- October 10, 2012
- By Staff, Baptist Standard
M&M Benefit Board head to retire. Sumner Grant, executive director of the Ministers and Missionaries Benefit Board since 1998, has announced plans to retire after his successor is named. Grant led the church-benefits organization started for American Baptists to open its membership to other Baptist denominations and has been a key leader in the restructuring of American Baptist Churches USA. Before Grant joined the retirement benefit board in 1993, he served as executive director and treasurer of American Baptist Churches of New York State and previously as senior pastor of churches in New Hampshire and Maine more than 15 years. Formed in 1911, the board primarily serves churches and ministers affiliated with American Baptist Churches USA. Its ministry partners also include the Baptist General Convention of Missouri, the Alliance of Baptists and the four largest African-American Baptist denominations.
Beeson dean represents BWA in Rome. Timothy George, dean and professor of divinity, history and doctrine at Beeson Divinity School, is representing the Baptist World Alliance in Rome as a fraternal delegate to the 13th Ordinary General Assembly of the Catholic Church's Synod of Bishops. The Vatican meetings began Oct. 7 and end Oct. 18. Discussion topics include a rediscovery of the heart of evangelization; discerning changes that affect how the faith is lived and influence Christian communities; the transmission of the Christian faith; and pastoral activity. George serves as chair of the BWA Commission on Doctrine and Christian Unity and a member of the BWA Division of Mission, Evangelism and Theological Reflection.
LifeWay won't sell 'womanhood' book. A new book by an author who for one year kept her vow to follow literally every instruction for women found in the Bible won't be sold at LifeWay Christian Stores. Rachel Held Evans, whose book A Year of Biblical Womanhood is due out Oct. 30, reported on her blog she learned her book wouldn't be available at 165 bookstores owned by the Southern Baptist Convention's publishing arm. LifeWay responded with a statement saying the company does not comment on reasons why it chooses specific products out of thousands that it reviews, but factors include "alignment with evangelical beliefs, past sales by an author and how they fit within LifeWay's values and vision."

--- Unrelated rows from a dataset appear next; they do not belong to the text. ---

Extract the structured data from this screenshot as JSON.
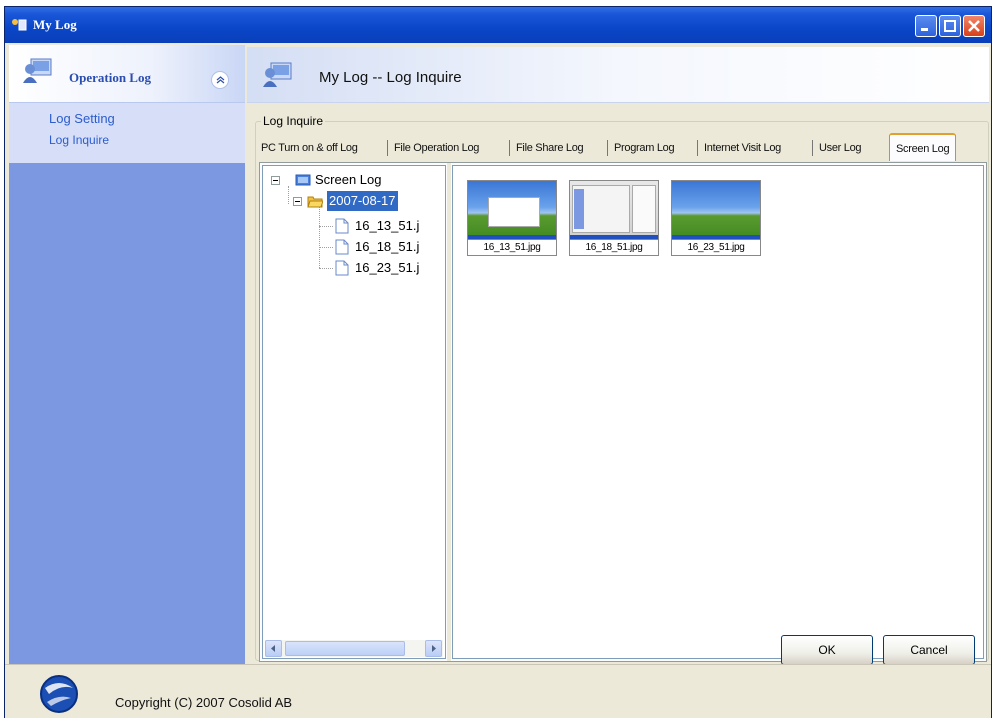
{
  "window": {
    "title": "My Log"
  },
  "sidebar": {
    "section_title": "Operation Log",
    "links": [
      "Log Setting",
      "Log Inquire"
    ]
  },
  "main": {
    "header_title": "My Log -- Log Inquire",
    "group_label": "Log Inquire",
    "tabs": [
      "PC Turn on & off Log",
      "File Operation Log",
      "File Share Log",
      "Program Log",
      "Internet Visit Log",
      "User Log",
      "Screen Log"
    ],
    "active_tab": "Screen Log",
    "tree": {
      "root": "Screen Log",
      "folder": "2007-08-17",
      "files": [
        "16_13_51.j",
        "16_18_51.j",
        "16_23_51.j"
      ]
    },
    "thumbnails": [
      "16_13_51.jpg",
      "16_18_51.jpg",
      "16_23_51.jpg"
    ],
    "buttons": {
      "ok": "OK",
      "cancel": "Cancel"
    }
  },
  "statusbar": {
    "copyright": "Copyright (C) 2007 Cosolid AB"
  },
  "colors": {
    "titlebar": "#0a46c8",
    "sidebar": "#7c98e0",
    "selection": "#316ac5",
    "link": "#2c5ccf"
  }
}
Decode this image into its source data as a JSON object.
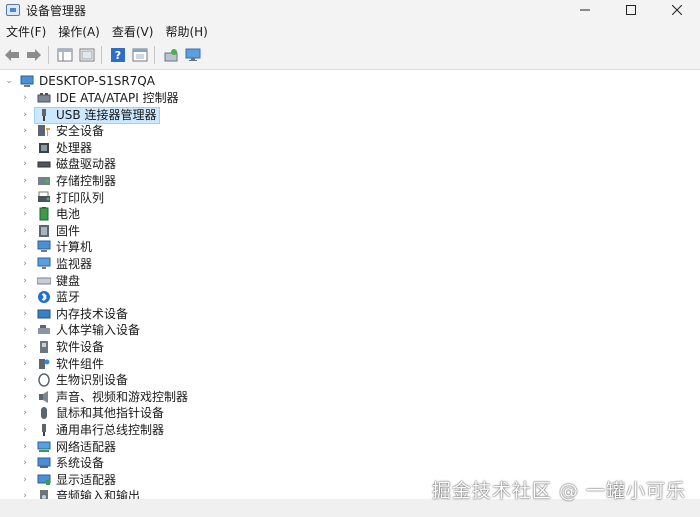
{
  "window": {
    "title": "设备管理器",
    "controls": {
      "minimize": "minimize",
      "maximize": "maximize",
      "close": "close"
    }
  },
  "menu": [
    "文件(F)",
    "操作(A)",
    "查看(V)",
    "帮助(H)"
  ],
  "toolbar": [
    "back-arrow-icon",
    "forward-arrow-icon",
    "properties-panel-icon",
    "device-list-icon",
    "help-icon",
    "update-driver-icon",
    "scan-hardware-icon",
    "monitor-view-icon"
  ],
  "tree": {
    "root": "DESKTOP-S1SR7QA",
    "items": [
      {
        "label": "IDE ATA/ATAPI 控制器",
        "icon": "ide-controller-icon"
      },
      {
        "label": "USB 连接器管理器",
        "icon": "usb-connector-icon",
        "selected": true
      },
      {
        "label": "安全设备",
        "icon": "security-device-icon"
      },
      {
        "label": "处理器",
        "icon": "processor-icon"
      },
      {
        "label": "磁盘驱动器",
        "icon": "disk-drive-icon"
      },
      {
        "label": "存储控制器",
        "icon": "storage-controller-icon"
      },
      {
        "label": "打印队列",
        "icon": "print-queue-icon"
      },
      {
        "label": "电池",
        "icon": "battery-icon"
      },
      {
        "label": "固件",
        "icon": "firmware-icon"
      },
      {
        "label": "计算机",
        "icon": "computer-icon"
      },
      {
        "label": "监视器",
        "icon": "monitor-icon"
      },
      {
        "label": "键盘",
        "icon": "keyboard-icon"
      },
      {
        "label": "蓝牙",
        "icon": "bluetooth-icon"
      },
      {
        "label": "内存技术设备",
        "icon": "memory-device-icon"
      },
      {
        "label": "人体学输入设备",
        "icon": "hid-icon"
      },
      {
        "label": "软件设备",
        "icon": "software-device-icon"
      },
      {
        "label": "软件组件",
        "icon": "software-component-icon"
      },
      {
        "label": "生物识别设备",
        "icon": "biometric-icon"
      },
      {
        "label": "声音、视频和游戏控制器",
        "icon": "sound-video-icon"
      },
      {
        "label": "鼠标和其他指针设备",
        "icon": "mouse-icon"
      },
      {
        "label": "通用串行总线控制器",
        "icon": "usb-controller-icon"
      },
      {
        "label": "网络适配器",
        "icon": "network-adapter-icon"
      },
      {
        "label": "系统设备",
        "icon": "system-device-icon"
      },
      {
        "label": "显示适配器",
        "icon": "display-adapter-icon"
      },
      {
        "label": "音频输入和输出",
        "icon": "audio-io-icon"
      }
    ]
  },
  "watermark": "掘金技术社区 @ 一罐小可乐",
  "colors": {
    "selection_bg": "#cce8ff",
    "selection_border": "#99d1ff",
    "window_bg": "#f3f3f3"
  }
}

Georgetown College president to retire. Bill Crouch, who steered Georgetown College through financial woes, established bonds with African-Americans and loosened ties with the Kentucky Baptist Convention, has announced plans to retire next summer. Crouch was 39 years old and working as vice president for development at Carson-Newman College in Jefferson City, Tenn., when he was named 23rd president of Georgetown College in 1991. A graduate of Southeastern Baptist Theological Seminary, he also was pastor of two churches in North Carolina.